→ **Records from a data collection**
=====

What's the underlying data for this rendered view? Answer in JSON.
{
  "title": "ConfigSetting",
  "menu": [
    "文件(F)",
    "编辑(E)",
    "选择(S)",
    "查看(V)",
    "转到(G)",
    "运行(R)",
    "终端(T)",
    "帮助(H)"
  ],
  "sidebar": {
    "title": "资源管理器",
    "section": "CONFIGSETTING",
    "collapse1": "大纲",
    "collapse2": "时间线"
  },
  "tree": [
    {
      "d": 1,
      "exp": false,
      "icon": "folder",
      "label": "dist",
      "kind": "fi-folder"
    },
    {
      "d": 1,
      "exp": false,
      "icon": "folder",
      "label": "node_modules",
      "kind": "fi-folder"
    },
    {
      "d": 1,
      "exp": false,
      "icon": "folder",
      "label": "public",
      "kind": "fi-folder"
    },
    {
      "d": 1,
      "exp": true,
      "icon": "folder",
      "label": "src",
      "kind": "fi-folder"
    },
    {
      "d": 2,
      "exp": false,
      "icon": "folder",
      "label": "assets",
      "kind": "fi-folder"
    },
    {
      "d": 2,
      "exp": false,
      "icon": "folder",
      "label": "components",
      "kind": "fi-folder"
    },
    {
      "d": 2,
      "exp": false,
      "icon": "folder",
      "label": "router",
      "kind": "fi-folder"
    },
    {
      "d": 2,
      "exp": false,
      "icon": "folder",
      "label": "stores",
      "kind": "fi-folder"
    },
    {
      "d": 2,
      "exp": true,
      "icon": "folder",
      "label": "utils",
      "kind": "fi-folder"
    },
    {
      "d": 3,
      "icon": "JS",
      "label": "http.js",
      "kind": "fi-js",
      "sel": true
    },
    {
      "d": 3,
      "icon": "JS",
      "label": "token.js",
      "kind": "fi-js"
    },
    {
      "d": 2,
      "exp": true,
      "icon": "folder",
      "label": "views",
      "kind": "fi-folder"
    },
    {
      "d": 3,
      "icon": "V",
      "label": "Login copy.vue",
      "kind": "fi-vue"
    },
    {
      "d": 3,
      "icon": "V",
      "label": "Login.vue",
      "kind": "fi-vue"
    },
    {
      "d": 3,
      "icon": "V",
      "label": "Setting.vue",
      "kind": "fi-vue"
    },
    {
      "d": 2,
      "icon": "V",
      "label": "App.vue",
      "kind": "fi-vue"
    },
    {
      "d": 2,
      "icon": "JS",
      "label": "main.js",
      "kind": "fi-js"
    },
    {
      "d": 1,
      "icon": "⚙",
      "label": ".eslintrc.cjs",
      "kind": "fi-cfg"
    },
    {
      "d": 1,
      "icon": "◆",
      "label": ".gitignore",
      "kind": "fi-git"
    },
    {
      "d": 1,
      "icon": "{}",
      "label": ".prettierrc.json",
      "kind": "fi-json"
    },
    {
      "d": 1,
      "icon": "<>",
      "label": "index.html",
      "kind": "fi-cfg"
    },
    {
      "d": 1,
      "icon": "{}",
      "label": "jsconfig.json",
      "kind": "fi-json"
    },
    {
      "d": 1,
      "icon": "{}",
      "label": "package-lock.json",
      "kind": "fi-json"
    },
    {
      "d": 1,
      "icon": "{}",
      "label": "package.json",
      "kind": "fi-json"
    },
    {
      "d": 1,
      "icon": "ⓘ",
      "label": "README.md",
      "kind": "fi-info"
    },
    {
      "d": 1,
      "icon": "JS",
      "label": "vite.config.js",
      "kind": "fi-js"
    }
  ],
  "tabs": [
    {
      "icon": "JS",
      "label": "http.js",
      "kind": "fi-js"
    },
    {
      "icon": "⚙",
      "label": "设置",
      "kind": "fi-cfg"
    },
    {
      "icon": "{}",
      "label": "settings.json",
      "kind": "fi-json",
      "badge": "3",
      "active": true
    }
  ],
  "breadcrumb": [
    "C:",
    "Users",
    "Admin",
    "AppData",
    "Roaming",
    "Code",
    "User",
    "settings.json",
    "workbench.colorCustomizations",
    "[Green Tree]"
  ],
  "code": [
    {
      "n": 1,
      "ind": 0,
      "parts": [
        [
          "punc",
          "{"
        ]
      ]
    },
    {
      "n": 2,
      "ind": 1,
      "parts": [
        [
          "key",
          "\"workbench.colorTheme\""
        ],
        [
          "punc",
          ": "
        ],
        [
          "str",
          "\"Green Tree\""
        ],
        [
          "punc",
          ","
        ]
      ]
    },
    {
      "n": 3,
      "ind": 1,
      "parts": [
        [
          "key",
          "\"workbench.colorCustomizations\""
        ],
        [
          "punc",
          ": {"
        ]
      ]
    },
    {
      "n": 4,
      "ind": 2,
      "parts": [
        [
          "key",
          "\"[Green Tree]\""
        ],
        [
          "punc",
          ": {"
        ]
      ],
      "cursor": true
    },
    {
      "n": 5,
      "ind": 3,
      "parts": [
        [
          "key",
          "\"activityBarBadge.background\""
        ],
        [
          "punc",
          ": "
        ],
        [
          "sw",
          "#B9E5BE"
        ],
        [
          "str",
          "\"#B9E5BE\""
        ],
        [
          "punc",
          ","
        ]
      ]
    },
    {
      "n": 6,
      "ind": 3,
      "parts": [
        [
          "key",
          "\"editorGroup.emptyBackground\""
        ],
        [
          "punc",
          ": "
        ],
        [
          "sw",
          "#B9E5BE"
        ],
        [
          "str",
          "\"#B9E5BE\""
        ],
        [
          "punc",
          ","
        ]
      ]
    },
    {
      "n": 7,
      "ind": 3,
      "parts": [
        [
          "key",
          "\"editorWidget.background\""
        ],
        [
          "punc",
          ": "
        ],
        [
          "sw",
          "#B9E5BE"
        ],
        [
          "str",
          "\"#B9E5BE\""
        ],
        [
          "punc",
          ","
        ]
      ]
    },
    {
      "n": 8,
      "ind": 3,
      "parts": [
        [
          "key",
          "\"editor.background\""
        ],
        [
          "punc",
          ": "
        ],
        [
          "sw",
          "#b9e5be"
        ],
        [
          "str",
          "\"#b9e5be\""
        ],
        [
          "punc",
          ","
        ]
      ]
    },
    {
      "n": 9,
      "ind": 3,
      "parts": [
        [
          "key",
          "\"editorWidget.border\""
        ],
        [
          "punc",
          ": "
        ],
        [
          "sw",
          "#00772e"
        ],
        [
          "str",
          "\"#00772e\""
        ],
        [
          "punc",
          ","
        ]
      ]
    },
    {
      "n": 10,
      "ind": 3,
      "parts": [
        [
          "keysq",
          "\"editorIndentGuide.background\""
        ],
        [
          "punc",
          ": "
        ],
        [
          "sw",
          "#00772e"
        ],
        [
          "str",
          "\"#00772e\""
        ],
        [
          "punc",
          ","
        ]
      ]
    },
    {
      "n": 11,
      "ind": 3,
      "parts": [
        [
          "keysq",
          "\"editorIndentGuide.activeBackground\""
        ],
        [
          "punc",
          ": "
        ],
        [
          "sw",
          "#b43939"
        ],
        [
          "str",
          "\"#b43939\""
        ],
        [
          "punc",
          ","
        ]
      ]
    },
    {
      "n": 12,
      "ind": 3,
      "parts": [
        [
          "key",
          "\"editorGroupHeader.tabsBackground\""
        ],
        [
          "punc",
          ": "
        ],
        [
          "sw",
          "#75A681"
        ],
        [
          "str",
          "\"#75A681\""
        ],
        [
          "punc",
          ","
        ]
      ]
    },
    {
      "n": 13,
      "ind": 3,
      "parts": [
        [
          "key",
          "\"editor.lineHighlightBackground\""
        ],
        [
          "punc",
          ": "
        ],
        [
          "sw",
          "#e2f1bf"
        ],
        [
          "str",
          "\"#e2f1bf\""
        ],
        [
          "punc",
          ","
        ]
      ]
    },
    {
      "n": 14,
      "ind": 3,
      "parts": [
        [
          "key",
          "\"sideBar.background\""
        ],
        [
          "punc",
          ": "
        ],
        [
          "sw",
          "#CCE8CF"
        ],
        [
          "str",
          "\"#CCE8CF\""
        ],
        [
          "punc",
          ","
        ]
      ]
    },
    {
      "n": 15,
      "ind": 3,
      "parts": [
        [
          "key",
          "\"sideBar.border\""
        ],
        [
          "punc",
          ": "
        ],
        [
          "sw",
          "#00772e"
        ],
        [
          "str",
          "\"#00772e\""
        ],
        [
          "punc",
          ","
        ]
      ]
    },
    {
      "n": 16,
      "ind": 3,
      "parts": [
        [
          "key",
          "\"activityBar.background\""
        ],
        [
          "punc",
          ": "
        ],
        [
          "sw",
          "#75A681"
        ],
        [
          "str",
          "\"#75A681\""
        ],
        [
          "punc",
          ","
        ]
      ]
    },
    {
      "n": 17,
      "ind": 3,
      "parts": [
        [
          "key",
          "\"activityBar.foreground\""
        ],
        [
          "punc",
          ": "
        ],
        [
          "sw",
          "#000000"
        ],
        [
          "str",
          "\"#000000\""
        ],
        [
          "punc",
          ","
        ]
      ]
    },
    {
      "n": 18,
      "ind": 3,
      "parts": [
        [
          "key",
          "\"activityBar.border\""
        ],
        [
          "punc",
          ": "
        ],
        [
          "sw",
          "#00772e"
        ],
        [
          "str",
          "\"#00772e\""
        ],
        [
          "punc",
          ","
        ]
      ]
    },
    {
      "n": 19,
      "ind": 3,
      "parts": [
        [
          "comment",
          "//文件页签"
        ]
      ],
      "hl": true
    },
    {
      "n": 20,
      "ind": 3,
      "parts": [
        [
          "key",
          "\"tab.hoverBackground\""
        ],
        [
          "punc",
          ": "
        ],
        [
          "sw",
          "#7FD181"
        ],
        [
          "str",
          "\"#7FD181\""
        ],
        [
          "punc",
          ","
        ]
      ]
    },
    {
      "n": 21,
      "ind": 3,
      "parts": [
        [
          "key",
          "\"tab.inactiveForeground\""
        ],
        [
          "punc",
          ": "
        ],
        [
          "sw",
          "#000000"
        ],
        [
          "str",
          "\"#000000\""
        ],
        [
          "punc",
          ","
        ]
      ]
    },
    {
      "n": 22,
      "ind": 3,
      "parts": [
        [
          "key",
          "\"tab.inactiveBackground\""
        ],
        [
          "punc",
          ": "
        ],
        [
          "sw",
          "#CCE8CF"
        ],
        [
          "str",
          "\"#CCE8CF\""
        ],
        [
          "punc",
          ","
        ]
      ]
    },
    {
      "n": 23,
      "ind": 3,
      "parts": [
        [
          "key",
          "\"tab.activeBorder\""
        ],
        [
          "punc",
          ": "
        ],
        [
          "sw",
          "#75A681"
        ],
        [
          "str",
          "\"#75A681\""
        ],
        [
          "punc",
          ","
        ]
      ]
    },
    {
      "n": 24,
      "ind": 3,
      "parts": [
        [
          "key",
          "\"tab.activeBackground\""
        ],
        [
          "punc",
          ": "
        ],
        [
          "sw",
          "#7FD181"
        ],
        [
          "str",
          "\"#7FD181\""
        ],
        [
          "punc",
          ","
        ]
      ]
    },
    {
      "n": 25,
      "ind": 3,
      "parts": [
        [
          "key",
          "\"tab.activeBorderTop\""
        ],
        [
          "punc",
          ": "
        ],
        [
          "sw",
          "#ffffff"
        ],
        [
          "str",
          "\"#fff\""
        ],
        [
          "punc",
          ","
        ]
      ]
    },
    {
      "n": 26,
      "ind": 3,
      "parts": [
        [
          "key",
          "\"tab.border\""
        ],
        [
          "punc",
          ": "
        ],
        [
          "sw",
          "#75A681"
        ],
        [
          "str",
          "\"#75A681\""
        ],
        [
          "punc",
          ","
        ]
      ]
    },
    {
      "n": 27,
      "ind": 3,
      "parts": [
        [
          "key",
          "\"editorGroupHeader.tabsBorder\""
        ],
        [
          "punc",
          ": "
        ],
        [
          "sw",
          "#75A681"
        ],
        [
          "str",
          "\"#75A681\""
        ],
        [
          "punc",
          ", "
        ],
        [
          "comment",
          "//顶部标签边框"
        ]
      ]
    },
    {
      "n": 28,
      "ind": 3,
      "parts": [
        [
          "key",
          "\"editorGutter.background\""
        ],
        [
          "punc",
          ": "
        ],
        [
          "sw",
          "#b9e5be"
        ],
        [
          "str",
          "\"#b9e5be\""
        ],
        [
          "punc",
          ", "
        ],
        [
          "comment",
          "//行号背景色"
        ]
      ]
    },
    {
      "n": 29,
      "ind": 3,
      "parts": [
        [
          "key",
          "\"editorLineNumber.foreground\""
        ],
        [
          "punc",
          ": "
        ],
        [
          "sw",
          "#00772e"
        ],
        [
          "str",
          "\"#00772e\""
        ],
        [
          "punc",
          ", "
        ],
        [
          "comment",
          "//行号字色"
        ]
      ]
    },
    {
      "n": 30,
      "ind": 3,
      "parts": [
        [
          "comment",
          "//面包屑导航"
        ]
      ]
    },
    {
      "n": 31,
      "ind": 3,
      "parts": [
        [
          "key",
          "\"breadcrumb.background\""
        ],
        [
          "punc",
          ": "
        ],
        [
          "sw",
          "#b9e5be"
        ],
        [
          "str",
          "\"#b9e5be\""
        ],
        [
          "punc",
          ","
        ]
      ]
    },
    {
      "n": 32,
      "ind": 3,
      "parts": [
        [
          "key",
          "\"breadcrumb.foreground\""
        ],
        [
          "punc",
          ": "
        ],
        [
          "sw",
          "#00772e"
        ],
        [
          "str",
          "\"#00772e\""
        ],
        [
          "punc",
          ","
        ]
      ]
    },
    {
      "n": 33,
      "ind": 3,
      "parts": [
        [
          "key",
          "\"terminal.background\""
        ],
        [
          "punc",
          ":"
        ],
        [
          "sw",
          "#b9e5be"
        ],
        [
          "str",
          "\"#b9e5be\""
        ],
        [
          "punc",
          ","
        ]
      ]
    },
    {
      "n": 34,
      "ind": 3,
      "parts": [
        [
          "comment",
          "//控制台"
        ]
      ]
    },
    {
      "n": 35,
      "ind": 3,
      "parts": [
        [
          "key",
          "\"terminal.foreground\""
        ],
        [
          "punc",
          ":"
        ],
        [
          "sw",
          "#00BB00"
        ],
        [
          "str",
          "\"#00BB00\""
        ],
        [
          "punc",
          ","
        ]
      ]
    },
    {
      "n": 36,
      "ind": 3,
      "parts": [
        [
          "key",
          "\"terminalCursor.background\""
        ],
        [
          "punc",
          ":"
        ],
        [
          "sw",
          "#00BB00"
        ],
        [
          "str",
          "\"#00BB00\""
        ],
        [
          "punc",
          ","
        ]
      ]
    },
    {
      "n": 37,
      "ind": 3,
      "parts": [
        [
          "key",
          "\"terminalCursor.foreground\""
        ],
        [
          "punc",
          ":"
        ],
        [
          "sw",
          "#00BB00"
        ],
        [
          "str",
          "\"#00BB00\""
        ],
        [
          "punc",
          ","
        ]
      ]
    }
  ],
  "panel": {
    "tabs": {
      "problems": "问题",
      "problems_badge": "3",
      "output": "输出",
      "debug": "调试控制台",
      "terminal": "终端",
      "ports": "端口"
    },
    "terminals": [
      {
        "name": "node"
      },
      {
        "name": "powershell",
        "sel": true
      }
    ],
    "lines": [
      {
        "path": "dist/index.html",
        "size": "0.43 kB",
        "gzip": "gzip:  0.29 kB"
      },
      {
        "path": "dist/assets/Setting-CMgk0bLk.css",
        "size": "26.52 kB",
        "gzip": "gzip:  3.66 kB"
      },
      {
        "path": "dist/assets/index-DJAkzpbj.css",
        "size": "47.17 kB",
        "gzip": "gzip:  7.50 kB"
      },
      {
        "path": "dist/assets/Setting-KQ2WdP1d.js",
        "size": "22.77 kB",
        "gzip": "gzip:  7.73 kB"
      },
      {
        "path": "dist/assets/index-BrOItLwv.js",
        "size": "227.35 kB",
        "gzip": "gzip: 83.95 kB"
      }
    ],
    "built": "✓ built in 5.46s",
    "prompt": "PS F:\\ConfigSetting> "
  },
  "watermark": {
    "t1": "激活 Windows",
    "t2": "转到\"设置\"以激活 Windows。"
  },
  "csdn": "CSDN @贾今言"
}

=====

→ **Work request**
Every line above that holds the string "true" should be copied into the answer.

→ **Task result**
      "exp": true,
      "exp": true,
      "sel": true
      "exp": true,
      "active": true
      "cursor": true
      "hl": true
        "sel": true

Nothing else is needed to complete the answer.